Workplace Gender Equality

Workplace Gender Equality Agency (WGEA) / Act Statement

The Workplace Gender Equality Agency (WGEA) describes the gender pay gap as “the difference in average earnings between women and men in the workforce. It is not to be confused with women and men being paid the same for the same, or comparable, job”.

Seymour Whyte’s current gender pay gap is 30.2%, which is slightly above the Heavy and Civil Engineering Construction industry average of 25.8%.

While acknowledging the need for further improvement, it is encouraging to note a reduction of 0.7% from the 2021-2022 figures.

Within the engineering and construction sectors, traditionally dominated by men, drawing women into these fields has been notably challenging, yet it remains a critical objective for our business.

In a bid to narrow this gap, we have introduced strategic initiatives aimed at enhancing our gender representation throughout the organisation. This includes establishing our women’s network group and mentoring program specifically designed to increase female participation in leadership.

Currently, 90% of our Executive Leadership Team mentors a female mentee; and all our female employees have an endorsed personal development plan.

These efforts complement existing policies aimed at making our workplace more attractive to women, such as offering family-friendly benefits, paid parental leave with superannuation contributions, flexible working arrangements, and the option for purchased leave.

We’re committed to fair and equitable remuneration for all employees, consistent with our market and performance framework. We actively address barriers to equal pay for all genders.

Positively, Seymour Whyte performs better than our industry in our representation of women on the Board, key management personnel, manager and non-manager classified positions. In other words, we have more women in these roles than our industry.

That positivity is diminished by a significant lack of males in clerical and administrative roles and a lack of women in technicians and trade, labouring, and senior management roles.

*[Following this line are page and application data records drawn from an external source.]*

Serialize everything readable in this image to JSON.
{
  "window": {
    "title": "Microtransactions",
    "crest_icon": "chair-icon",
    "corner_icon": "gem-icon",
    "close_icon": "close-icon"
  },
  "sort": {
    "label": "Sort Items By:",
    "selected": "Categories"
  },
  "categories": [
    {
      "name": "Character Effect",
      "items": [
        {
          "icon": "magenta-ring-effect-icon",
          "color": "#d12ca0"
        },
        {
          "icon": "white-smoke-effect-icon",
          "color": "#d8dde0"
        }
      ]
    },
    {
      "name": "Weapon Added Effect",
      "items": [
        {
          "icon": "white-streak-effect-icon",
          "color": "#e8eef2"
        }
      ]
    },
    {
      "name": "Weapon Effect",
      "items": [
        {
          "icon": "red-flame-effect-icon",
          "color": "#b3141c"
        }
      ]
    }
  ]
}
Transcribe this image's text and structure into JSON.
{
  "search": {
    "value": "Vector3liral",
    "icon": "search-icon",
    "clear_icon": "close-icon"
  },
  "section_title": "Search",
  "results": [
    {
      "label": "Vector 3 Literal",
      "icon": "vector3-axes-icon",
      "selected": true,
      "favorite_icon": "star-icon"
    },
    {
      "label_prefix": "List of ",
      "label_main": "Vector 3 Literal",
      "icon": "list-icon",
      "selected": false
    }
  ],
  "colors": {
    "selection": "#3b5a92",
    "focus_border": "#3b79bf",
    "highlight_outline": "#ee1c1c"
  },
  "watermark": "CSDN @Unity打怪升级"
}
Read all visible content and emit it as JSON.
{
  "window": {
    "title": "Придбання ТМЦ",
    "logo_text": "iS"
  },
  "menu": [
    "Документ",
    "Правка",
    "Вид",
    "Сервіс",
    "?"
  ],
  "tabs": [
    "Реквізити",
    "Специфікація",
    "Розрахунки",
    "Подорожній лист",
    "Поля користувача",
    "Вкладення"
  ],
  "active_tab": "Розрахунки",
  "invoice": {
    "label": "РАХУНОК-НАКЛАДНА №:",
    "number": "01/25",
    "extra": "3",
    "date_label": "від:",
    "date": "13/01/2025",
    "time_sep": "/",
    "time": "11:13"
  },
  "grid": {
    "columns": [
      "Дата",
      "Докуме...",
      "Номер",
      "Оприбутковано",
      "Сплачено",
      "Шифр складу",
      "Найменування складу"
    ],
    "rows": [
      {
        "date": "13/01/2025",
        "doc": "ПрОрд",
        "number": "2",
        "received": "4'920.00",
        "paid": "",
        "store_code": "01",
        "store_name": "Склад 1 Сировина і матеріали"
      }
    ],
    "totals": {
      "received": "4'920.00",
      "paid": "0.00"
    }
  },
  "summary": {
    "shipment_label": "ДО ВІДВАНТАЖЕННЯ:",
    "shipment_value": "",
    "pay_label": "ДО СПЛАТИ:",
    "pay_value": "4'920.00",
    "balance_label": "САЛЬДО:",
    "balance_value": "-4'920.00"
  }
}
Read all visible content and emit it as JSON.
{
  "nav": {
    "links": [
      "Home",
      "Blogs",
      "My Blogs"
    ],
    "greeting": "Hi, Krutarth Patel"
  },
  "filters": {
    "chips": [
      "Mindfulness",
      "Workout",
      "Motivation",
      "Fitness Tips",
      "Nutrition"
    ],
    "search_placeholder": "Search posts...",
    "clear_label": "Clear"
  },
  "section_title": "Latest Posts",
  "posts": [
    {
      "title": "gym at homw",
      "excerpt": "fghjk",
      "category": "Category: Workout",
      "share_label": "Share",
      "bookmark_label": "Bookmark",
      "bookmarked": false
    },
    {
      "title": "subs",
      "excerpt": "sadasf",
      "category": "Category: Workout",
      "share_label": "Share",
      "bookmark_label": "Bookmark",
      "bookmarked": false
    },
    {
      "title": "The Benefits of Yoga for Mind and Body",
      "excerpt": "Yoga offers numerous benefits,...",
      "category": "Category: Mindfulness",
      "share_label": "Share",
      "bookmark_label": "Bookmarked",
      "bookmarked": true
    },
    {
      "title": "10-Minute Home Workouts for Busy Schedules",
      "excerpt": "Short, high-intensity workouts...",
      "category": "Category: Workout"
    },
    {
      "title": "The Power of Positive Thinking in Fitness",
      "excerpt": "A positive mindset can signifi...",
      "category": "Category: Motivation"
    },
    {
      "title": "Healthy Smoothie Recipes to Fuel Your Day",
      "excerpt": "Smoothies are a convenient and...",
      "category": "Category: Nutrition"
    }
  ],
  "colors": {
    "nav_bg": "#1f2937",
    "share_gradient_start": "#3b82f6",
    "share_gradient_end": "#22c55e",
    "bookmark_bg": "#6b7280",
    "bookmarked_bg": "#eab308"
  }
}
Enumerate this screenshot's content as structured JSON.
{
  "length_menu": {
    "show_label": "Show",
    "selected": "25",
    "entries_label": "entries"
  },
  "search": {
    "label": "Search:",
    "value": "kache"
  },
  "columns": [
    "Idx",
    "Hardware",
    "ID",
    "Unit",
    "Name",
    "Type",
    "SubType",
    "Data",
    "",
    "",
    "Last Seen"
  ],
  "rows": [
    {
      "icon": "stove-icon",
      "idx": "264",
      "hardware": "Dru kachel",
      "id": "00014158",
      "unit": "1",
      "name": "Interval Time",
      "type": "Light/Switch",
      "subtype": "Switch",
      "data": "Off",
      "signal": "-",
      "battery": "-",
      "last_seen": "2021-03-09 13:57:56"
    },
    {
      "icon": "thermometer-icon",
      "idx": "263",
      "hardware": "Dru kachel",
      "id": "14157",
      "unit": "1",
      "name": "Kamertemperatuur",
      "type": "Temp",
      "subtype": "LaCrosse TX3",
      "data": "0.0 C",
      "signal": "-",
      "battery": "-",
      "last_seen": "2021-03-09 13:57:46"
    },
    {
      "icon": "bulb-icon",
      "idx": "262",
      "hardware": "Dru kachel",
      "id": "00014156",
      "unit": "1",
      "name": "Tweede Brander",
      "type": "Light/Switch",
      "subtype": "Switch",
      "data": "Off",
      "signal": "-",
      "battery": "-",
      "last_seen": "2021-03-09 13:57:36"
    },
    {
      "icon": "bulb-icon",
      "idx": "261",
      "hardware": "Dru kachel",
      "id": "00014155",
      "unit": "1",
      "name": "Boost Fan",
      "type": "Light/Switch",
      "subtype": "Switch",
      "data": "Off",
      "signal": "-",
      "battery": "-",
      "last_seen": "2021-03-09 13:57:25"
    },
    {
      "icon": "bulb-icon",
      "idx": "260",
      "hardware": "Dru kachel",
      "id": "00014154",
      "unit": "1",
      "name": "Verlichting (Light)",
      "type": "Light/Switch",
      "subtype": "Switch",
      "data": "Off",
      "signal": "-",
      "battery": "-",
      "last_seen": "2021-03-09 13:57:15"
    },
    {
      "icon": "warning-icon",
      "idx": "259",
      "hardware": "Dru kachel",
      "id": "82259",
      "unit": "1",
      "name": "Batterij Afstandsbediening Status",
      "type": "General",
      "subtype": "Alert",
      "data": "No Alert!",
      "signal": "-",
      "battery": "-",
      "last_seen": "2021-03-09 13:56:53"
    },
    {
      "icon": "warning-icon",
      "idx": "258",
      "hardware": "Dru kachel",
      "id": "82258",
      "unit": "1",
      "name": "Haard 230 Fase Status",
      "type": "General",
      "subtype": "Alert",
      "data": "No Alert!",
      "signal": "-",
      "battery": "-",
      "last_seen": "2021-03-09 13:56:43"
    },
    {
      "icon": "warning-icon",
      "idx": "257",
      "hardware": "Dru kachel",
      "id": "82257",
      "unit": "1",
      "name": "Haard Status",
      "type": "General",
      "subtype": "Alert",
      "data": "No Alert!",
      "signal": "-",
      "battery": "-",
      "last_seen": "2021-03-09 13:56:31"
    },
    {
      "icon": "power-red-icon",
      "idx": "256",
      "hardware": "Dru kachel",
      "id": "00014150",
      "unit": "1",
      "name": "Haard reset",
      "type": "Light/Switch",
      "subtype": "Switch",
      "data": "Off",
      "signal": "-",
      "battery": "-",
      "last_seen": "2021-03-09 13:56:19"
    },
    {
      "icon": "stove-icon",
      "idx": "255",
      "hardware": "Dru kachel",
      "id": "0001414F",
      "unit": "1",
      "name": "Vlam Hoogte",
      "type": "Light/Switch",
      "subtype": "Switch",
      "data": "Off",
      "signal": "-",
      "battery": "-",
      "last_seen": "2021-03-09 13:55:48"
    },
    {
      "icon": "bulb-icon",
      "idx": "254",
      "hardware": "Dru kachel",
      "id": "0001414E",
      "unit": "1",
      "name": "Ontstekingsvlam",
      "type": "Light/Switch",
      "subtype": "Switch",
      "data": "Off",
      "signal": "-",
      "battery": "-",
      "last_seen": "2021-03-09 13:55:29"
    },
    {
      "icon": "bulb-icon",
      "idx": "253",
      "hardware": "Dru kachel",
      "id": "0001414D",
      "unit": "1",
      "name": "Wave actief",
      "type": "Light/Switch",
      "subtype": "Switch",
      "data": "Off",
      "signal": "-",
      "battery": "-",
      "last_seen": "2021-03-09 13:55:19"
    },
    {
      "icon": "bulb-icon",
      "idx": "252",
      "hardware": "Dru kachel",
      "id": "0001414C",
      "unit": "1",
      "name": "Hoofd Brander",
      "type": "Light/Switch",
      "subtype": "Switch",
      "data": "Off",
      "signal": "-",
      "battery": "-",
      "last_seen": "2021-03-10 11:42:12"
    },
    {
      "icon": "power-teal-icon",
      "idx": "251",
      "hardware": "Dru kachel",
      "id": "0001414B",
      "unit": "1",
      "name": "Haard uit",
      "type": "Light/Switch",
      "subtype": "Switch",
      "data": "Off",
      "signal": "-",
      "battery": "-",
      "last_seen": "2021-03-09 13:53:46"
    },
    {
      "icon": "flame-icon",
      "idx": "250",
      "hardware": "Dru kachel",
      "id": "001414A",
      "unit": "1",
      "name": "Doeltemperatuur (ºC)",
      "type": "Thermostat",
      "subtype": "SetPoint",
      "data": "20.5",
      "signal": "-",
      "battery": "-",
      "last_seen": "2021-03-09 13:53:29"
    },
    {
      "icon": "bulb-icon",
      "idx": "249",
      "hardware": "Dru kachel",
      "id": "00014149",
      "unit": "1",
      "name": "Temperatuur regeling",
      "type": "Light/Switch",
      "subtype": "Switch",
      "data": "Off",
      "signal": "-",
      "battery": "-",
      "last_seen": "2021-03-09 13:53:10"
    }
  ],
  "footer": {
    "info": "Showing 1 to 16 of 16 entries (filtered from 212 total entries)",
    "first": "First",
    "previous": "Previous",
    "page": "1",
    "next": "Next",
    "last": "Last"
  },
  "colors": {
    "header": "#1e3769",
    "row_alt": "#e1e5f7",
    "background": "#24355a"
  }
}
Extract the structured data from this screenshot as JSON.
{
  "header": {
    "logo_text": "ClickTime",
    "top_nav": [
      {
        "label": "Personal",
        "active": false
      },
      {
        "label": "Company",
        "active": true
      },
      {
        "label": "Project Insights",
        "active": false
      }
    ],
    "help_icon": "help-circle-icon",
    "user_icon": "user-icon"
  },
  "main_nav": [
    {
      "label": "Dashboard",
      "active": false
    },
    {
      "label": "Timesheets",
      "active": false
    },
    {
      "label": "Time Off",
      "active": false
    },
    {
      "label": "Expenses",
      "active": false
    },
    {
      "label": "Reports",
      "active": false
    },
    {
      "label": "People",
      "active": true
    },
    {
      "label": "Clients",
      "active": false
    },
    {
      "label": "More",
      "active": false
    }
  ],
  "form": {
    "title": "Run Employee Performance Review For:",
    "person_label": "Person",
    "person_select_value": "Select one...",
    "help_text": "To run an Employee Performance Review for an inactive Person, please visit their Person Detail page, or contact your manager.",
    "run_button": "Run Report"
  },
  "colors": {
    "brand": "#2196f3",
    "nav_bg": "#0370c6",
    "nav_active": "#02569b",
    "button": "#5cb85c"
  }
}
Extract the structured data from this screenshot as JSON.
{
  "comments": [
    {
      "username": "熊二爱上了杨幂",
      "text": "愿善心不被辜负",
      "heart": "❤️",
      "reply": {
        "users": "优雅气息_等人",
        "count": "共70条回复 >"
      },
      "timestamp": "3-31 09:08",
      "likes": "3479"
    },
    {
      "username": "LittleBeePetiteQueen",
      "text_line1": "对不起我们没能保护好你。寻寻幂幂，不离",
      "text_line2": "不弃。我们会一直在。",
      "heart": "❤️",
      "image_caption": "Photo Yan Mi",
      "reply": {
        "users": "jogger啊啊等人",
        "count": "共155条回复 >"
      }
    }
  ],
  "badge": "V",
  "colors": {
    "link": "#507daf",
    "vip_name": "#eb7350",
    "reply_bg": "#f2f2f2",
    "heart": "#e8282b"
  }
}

These trends in our workforce composition are key focus areas, which have for several years, informed actions within our ‘positive social impact’ strategic goal. This focus has ensured our overall representation of women has increased from 19.4% in 2020 to 27.1% in 2024.

While we have always maintained a commitment to creating and fostering a safe and inclusive culture, these new insights highlight the areas where we must focus our efforts to improve gender equality.

We are optimistic that these measures will progressively diminish Seymour Whyte’s overall gender pay gap.

Reducing the gender pay gap is a complex but critical objective. By acknowledging all existing disparities, implementing targeted strategies as required, and fostering an inclusive workplace culture, we aim to contribute to a more equitable and inclusive work environment where all employees are valued equally for their contributions.

We are committed to continually cultivate our culture that values and rewards all employees equitably.